By Henry Tugendhat

Image by Gualberto107, FreeDigitalPhotos.net

If you think that the biggest story about Brazilian and Chinese agricultural engagements in Africa is land grabs, you’d be wrong. In fact, the big stories consist of almost everything else. From migration, to technology transfers, to development assistance programmes, Brazil and China have been having an impact on agricultural development in different ways across sub-Saharan Africa.

For the past three years, a team of 25 researchers has been looking at these engagements in great detail. We come from institutions across Brazil, China, Ghana, Ethiopia, Mozambique, Zimbabwe and the UK, and often found that what was most interesting was not what we’d originally set out to observe.

This was particularly so with our ambition to map out all of the Brazilian and Chinese development cooperation engagements in the agricultural sectors of our four African case study countries. The data were simply not available, and when they were they were almost invariably incomplete or plain wrong. Agricultural engagements are still nascent in most of Africa, so initiatives were just unfolding as we did our research.
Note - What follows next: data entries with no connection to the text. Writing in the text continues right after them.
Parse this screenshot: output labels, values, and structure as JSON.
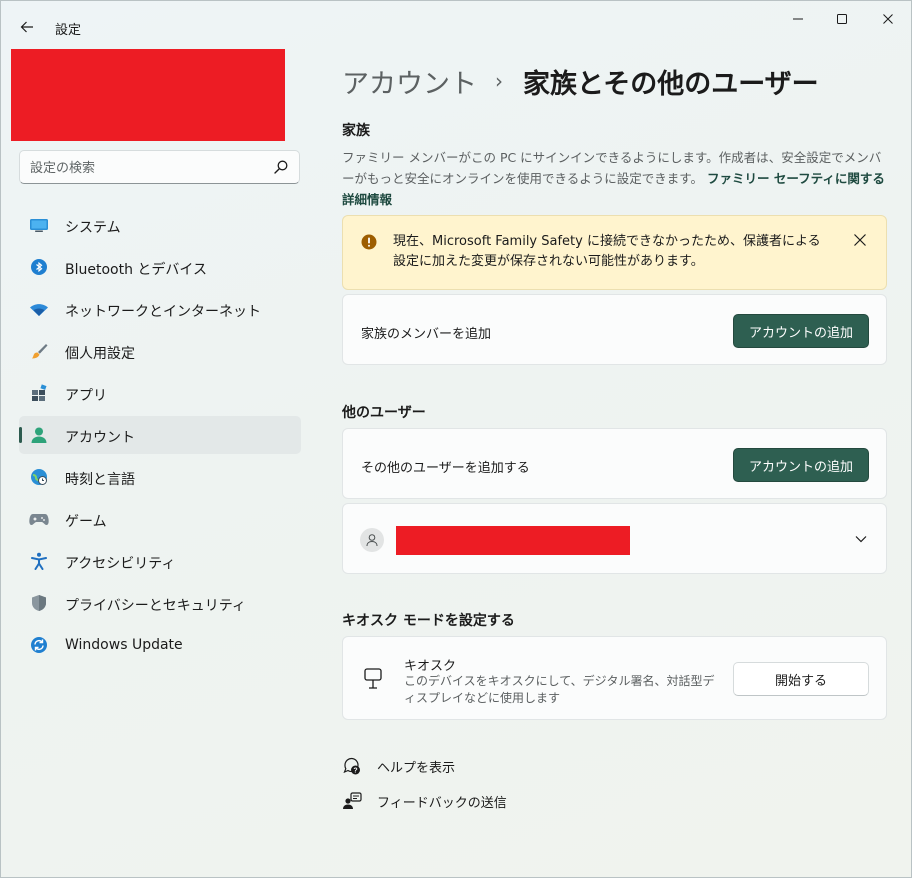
{
  "window": {
    "app_title": "設定"
  },
  "search": {
    "placeholder": "設定の検索"
  },
  "sidebar": {
    "items": [
      {
        "label": "システム",
        "icon": "system-icon"
      },
      {
        "label": "Bluetooth とデバイス",
        "icon": "bluetooth-icon"
      },
      {
        "label": "ネットワークとインターネット",
        "icon": "wifi-icon"
      },
      {
        "label": "個人用設定",
        "icon": "brush-icon"
      },
      {
        "label": "アプリ",
        "icon": "apps-icon"
      },
      {
        "label": "アカウント",
        "icon": "account-icon",
        "selected": true
      },
      {
        "label": "時刻と言語",
        "icon": "time-language-icon"
      },
      {
        "label": "ゲーム",
        "icon": "gamepad-icon"
      },
      {
        "label": "アクセシビリティ",
        "icon": "accessibility-icon"
      },
      {
        "label": "プライバシーとセキュリティ",
        "icon": "shield-icon"
      },
      {
        "label": "Windows Update",
        "icon": "update-icon"
      }
    ]
  },
  "breadcrumb": {
    "parent": "アカウント",
    "separator": "›",
    "current": "家族とその他のユーザー"
  },
  "family": {
    "title": "家族",
    "description": "ファミリー メンバーがこの PC にサインインできるようにします。作成者は、安全設定でメンバーがもっと安全にオンラインを使用できるように設定できます。",
    "link": "ファミリー セーフティに関する詳細情報",
    "warning_line1": "現在、Microsoft Family Safety に接続できなかったため、保護者による",
    "warning_line2": "設定に加えた変更が保存されない可能性があります。",
    "add_member_label": "家族のメンバーを追加",
    "add_account_button": "アカウントの追加"
  },
  "other_users": {
    "title": "他のユーザー",
    "add_label": "その他のユーザーを追加する",
    "add_account_button": "アカウントの追加"
  },
  "kiosk": {
    "title": "キオスク モードを設定する",
    "item_title": "キオスク",
    "item_desc": "このデバイスをキオスクにして、デジタル署名、対話型ディスプレイなどに使用します",
    "start_button": "開始する"
  },
  "help": {
    "show_help": "ヘルプを表示",
    "feedback": "フィードバックの送信"
  },
  "colors": {
    "accent": "#2e5f51",
    "warning_bg": "#fff4ce",
    "warning_icon": "#9d5d00",
    "redaction": "#ed1c24"
  }
}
Furthermore, we came up against the perennial problem of what constitutes aid and what constitutes trade, investment or public relations in relation to Chinese and Brazilian engagements. ‘Development cooperation’ is a mix of all of these, and we wanted to get to grips with this hybrid mix.
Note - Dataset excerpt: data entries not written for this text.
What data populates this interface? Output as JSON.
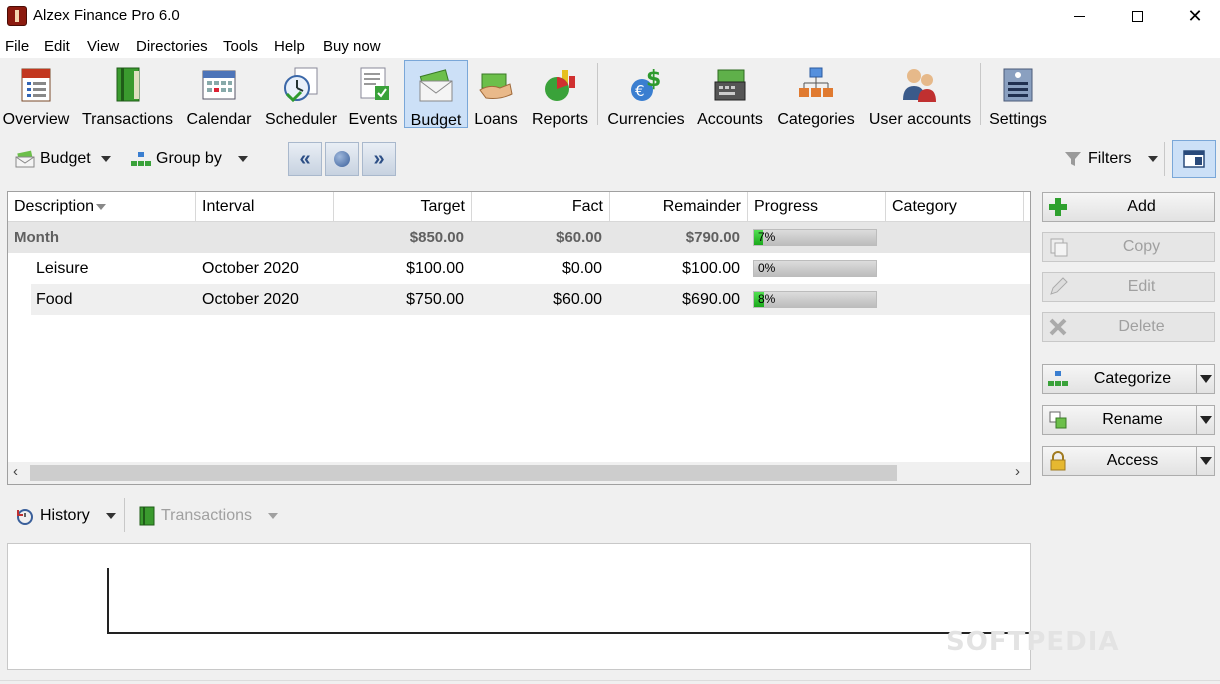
{
  "window": {
    "title": "Alzex Finance Pro 6.0",
    "min": "",
    "max": "",
    "close": "✕"
  },
  "menu": [
    "File",
    "Edit",
    "View",
    "Directories",
    "Tools",
    "Help",
    "Buy now"
  ],
  "toolbar": {
    "overview": "Overview",
    "transactions": "Transactions",
    "calendar": "Calendar",
    "scheduler": "Scheduler",
    "events": "Events",
    "budget": "Budget",
    "loans": "Loans",
    "reports": "Reports",
    "currencies": "Currencies",
    "accounts": "Accounts",
    "categories": "Categories",
    "user_accounts": "User accounts",
    "settings": "Settings",
    "active": "budget"
  },
  "subbar": {
    "budget": "Budget",
    "group_by": "Group by",
    "filters": "Filters"
  },
  "grid": {
    "columns": {
      "description": "Description",
      "interval": "Interval",
      "target": "Target",
      "fact": "Fact",
      "remainder": "Remainder",
      "progress": "Progress",
      "category": "Category"
    },
    "group": {
      "name": "Month",
      "target": "$850.00",
      "fact": "$60.00",
      "remainder": "$790.00",
      "progress_label": "7%",
      "progress": 0.07
    },
    "rows": [
      {
        "description": "Leisure",
        "interval": "October 2020",
        "target": "$100.00",
        "fact": "$0.00",
        "remainder": "$100.00",
        "progress_label": "0%",
        "progress": 0.0
      },
      {
        "description": "Food",
        "interval": "October 2020",
        "target": "$750.00",
        "fact": "$60.00",
        "remainder": "$690.00",
        "progress_label": "8%",
        "progress": 0.08
      }
    ]
  },
  "right_panel": {
    "add": "Add",
    "copy": "Copy",
    "edit": "Edit",
    "delete": "Delete",
    "categorize": "Categorize",
    "rename": "Rename",
    "access": "Access"
  },
  "bottom": {
    "history": "History",
    "transactions": "Transactions"
  },
  "watermark": "SOFTPEDIA",
  "colors": {
    "accent": "#cce0f7",
    "progress": "#22b022"
  }
}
So rather than get more confused by the official statistics, we instead launched ourselves into some detailed case study research, using a mix of ethnographic methods. In the end we studied 16 different cases across the case study countries, as well as the domestic political economy in Brazil and China framing these interventions. Our aim was to understand both day-to-day practices, but also situate these within the broader political-economic drivers. As a team of anthropologists, economists, political-economists, agronomists, and international relations experts, we have therefore combined our expertise to pick out what we think are some of the most important insights from these engagements to date.
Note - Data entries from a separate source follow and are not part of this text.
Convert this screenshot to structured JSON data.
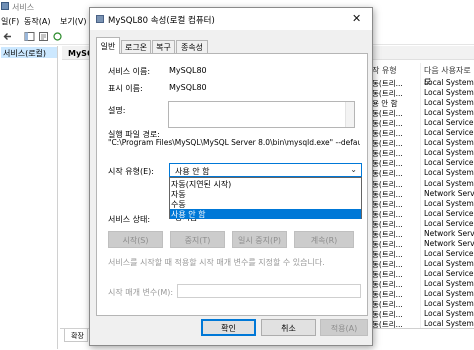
{
  "background": {
    "window_title": "서비스",
    "menu": [
      "일(F)",
      "동작(A)",
      "보기(V)"
    ],
    "tree_selected": "서비스(로컬)",
    "pane_header": "MySQ",
    "bottom_tab": "확장",
    "columns": {
      "status": "작 유형",
      "logon": "다음 사용자로 로"
    },
    "rows": [
      {
        "startup": "동(트리...",
        "logon": "Local System"
      },
      {
        "startup": "동(트리...",
        "logon": "Local System"
      },
      {
        "startup": "용 안 함",
        "logon": "Local System"
      },
      {
        "startup": "동(트리...",
        "logon": "Local System"
      },
      {
        "startup": "동(트리...",
        "logon": "Local Service"
      },
      {
        "startup": "동(트리...",
        "logon": "Local Service"
      },
      {
        "startup": "동(트리...",
        "logon": "Local System"
      },
      {
        "startup": "동(트리...",
        "logon": "Local System"
      },
      {
        "startup": "동(트리...",
        "logon": "Local Service"
      },
      {
        "startup": "동(트리...",
        "logon": "Local System"
      },
      {
        "startup": "동(트리...",
        "logon": "Local System"
      },
      {
        "startup": "동(트리...",
        "logon": "Network Service"
      },
      {
        "startup": "동(트리...",
        "logon": "Local System"
      },
      {
        "startup": "동(트리...",
        "logon": "Local Service"
      },
      {
        "startup": "동(트리...",
        "logon": "Local Service"
      },
      {
        "startup": "동(트리...",
        "logon": "Network Service"
      },
      {
        "startup": "동(트리...",
        "logon": "Network Service"
      },
      {
        "startup": "동(트리...",
        "logon": "Local Service"
      },
      {
        "startup": "동(트리...",
        "logon": "Local System"
      },
      {
        "startup": "동(트리...",
        "logon": "Local Service"
      },
      {
        "startup": "동(트리...",
        "logon": "Local System"
      },
      {
        "startup": "동(트리...",
        "logon": "Local System"
      },
      {
        "startup": "동(트리...",
        "logon": "Local System"
      },
      {
        "startup": "동(트리...",
        "logon": "Local System"
      },
      {
        "startup": "동(트리...",
        "logon": "Local System"
      },
      {
        "startup": "동(트리...",
        "logon": "Local System"
      },
      {
        "startup": "용 안 함",
        "logon": "Local System"
      }
    ]
  },
  "dialog": {
    "title": "MySQL80 속성(로컬 컴퓨터)",
    "close_glyph": "✕",
    "tabs": [
      "일반",
      "로그온",
      "복구",
      "종속성"
    ],
    "service_name_label": "서비스 이름:",
    "service_name": "MySQL80",
    "display_name_label": "표시 이름:",
    "display_name": "MySQL80",
    "description_label": "설명:",
    "path_label": "실행 파일 경로:",
    "path": "\"C:\\Program Files\\MySQL\\MySQL Server 8.0\\bin\\mysqld.exe\" --defaults-f",
    "startup_type_label": "시작 유형(E):",
    "startup_type_value": "사용 안 함",
    "startup_options": [
      "자동(지연된 시작)",
      "자동",
      "수동",
      "사용 안 함"
    ],
    "status_label": "서비스 상태:",
    "status_value": "중지됨",
    "start_button": "시작(S)",
    "stop_button": "중지(T)",
    "pause_button": "일시 중지(P)",
    "resume_button": "계속(R)",
    "help_text": "서비스를 시작할 때 적용할 시작 매개 변수를 지정할 수 있습니다.",
    "param_label": "시작 매개 변수(M):",
    "ok_button": "확인",
    "cancel_button": "취소",
    "apply_button": "적용(A)"
  }
}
In Mozambique we looked at Brazil’s Prosavana project and the rise of civil society contestations; in Zimbabwe we looked at tractor deals coming in from both Brazil and China; and in Ghana and Ethiopia we looked at the migration patterns of Chinese farmers and their impacts on the local economies – to name but a few examples. Some of these papers look at the drivers for Brazil and China to engage in these cooperation projects in the first place, others analyse what is already happening as these projects hit the ground and how local African farmers, communities and officials engage with them. In total, we now have a series of over 20 Working Papers, alongside an earlier IDS Bulletin and a special issue of a journal which is under review. We had our UK launch event in London last month, and public events are also taking place across the six other countries involved to engage policy makers, businesses, development practitioners, civil society groups and researchers.

The papers are free to download from the Future Agricultures Consortium website, and together they present an original take – and much new empirical information – on the nature of Brazilian and Chinese engagements in African agriculture.